- **Directions**
Search the data for the word "melting" and copy every line where it occurs.

[Element data from apps and pages]
________

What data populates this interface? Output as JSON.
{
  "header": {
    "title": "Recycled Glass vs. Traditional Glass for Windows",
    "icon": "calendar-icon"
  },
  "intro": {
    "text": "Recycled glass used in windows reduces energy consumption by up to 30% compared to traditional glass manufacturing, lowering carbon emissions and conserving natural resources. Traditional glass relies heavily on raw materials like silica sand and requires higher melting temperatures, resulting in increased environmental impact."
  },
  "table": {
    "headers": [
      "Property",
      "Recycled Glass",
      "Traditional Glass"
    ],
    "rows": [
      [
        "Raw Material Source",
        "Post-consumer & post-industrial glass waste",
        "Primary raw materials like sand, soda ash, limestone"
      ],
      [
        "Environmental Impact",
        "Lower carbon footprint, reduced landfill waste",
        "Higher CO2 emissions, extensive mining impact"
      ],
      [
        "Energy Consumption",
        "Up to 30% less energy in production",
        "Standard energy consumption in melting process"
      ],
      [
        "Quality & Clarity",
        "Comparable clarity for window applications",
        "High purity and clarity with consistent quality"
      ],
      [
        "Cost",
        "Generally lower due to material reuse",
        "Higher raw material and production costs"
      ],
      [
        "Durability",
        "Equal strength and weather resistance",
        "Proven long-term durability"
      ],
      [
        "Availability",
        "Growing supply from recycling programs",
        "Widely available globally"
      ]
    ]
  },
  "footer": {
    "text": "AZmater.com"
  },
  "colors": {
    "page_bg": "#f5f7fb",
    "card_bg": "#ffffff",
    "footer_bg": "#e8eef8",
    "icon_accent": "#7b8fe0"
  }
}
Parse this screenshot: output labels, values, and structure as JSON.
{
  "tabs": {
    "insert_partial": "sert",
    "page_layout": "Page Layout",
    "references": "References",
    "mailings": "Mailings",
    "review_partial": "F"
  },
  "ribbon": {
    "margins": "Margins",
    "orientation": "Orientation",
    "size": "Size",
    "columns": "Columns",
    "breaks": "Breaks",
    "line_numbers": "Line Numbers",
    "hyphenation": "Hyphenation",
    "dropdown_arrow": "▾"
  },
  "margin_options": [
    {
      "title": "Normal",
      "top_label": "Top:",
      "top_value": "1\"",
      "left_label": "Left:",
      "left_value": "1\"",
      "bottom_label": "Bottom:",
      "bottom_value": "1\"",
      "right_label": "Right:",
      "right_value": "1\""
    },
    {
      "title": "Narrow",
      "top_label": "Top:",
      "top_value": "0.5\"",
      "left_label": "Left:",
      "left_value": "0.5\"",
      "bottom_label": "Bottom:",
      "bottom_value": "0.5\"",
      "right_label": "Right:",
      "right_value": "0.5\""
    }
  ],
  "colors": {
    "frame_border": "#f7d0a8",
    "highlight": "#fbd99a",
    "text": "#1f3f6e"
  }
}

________

- **Output of the task**
    "text": "Recycled glass used in windows reduces energy consumption by up to 30% compared to traditional glass manufacturing, lowering carbon emissions and conserving natural resources. Traditional glass relies heavily on raw materials like silica sand and requires higher melting temperatures, resulting in increased environmental impact."
        "Standard energy consumption in melting process"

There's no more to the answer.